• Problem: Read the records below and report each line in which "datetime" occurs.

• Dataset:
▬▬▬▬▬▬

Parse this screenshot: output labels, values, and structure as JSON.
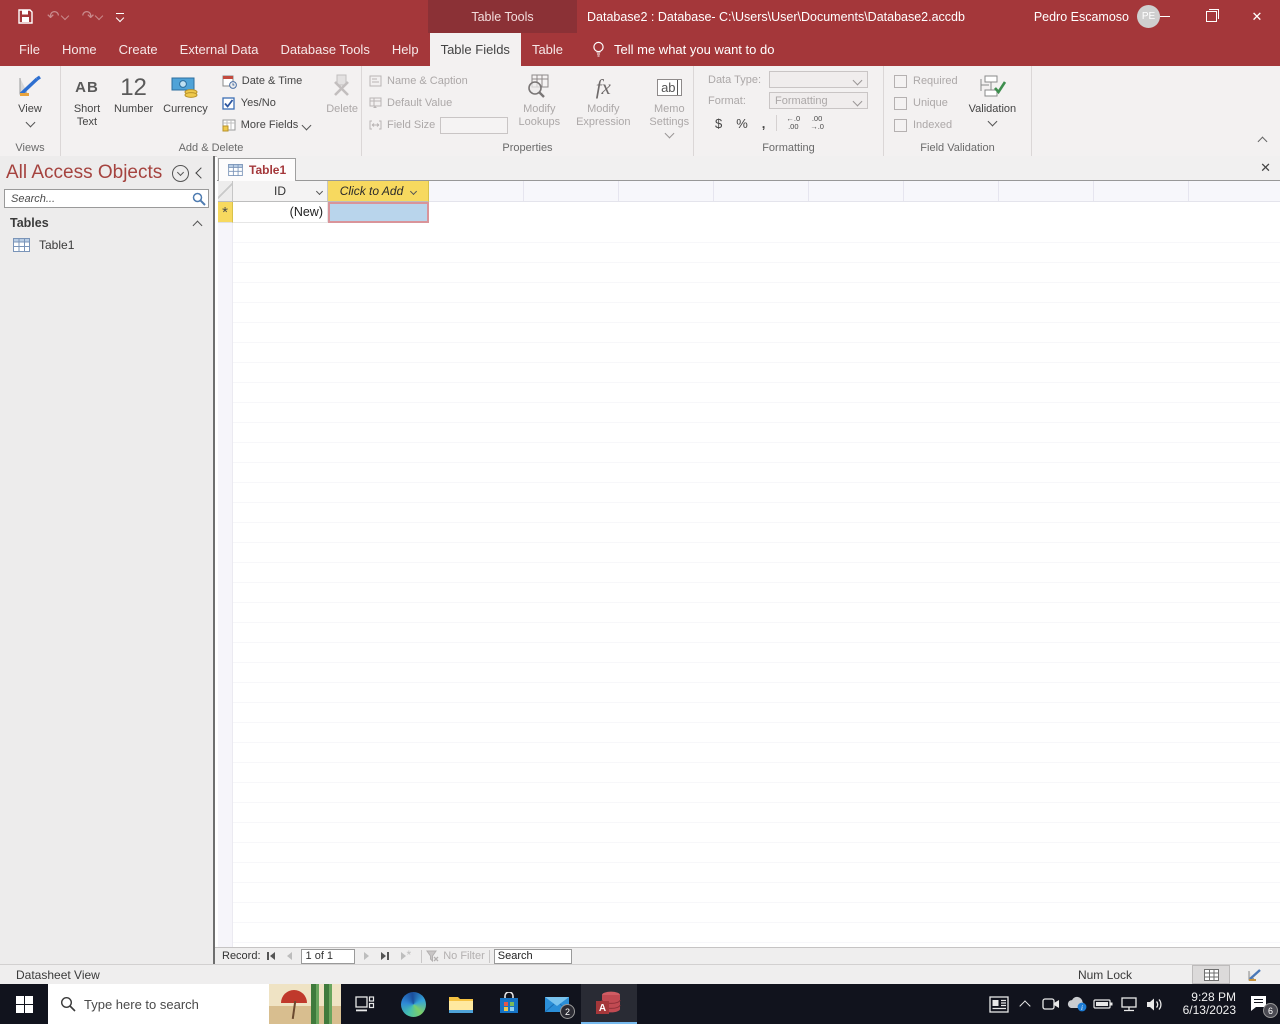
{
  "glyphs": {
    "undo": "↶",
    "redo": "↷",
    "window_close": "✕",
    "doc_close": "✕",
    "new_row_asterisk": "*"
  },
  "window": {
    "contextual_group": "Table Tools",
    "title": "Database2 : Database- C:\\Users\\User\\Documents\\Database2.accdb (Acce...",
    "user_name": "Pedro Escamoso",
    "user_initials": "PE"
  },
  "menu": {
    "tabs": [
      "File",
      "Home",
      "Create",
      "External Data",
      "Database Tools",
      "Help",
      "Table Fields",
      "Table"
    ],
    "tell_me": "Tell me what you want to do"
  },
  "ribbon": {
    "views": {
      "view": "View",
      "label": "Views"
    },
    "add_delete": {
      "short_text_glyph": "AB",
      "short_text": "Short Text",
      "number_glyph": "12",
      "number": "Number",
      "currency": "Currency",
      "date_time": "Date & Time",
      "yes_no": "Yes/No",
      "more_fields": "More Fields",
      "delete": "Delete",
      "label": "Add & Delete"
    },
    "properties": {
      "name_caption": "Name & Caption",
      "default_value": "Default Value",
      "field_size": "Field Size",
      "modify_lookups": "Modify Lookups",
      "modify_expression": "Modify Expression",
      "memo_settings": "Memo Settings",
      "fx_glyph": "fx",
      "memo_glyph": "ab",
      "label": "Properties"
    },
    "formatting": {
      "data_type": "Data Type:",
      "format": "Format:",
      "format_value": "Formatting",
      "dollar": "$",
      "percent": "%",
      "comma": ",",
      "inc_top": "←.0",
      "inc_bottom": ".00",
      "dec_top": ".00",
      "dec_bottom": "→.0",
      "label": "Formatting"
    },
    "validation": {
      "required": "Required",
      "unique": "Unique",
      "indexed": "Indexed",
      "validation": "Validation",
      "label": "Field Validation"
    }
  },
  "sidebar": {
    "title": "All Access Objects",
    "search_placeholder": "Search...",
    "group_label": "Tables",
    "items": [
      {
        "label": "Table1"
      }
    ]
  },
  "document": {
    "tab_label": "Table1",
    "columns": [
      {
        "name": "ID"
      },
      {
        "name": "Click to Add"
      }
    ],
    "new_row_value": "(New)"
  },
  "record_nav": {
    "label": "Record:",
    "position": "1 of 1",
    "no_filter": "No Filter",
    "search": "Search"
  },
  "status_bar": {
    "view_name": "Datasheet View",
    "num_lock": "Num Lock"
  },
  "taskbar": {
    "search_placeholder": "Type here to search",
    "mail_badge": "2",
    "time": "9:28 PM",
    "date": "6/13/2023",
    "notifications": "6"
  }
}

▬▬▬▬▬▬

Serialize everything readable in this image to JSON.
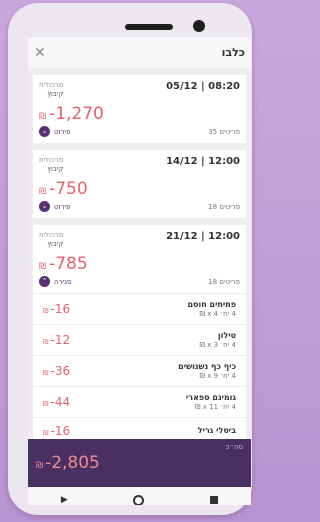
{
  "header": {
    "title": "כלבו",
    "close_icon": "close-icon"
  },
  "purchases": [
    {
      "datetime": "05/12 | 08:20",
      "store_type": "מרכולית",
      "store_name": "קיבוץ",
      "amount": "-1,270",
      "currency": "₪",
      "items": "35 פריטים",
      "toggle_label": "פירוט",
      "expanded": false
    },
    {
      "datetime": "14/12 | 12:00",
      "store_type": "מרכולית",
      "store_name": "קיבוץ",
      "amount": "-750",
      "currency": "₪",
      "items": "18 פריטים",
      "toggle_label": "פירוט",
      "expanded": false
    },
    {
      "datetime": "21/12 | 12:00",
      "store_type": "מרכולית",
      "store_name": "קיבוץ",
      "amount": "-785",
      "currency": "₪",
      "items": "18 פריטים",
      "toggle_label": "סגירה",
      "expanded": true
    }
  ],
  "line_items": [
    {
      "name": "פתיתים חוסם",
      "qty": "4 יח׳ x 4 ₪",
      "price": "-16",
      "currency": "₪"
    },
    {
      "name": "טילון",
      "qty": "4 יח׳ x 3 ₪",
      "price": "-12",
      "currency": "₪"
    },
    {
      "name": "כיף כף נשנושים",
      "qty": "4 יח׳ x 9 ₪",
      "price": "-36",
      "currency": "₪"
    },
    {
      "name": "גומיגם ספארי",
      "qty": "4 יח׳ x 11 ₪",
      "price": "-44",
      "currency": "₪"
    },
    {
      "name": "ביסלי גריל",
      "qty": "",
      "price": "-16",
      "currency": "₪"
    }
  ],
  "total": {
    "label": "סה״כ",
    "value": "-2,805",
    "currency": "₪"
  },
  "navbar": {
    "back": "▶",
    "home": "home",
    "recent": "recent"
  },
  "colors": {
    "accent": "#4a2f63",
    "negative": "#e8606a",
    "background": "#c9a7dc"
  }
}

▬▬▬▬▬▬

• Written response:
      "datetime": "05/12 | 08:20",
      "datetime": "14/12 | 12:00",
      "datetime": "21/12 | 12:00",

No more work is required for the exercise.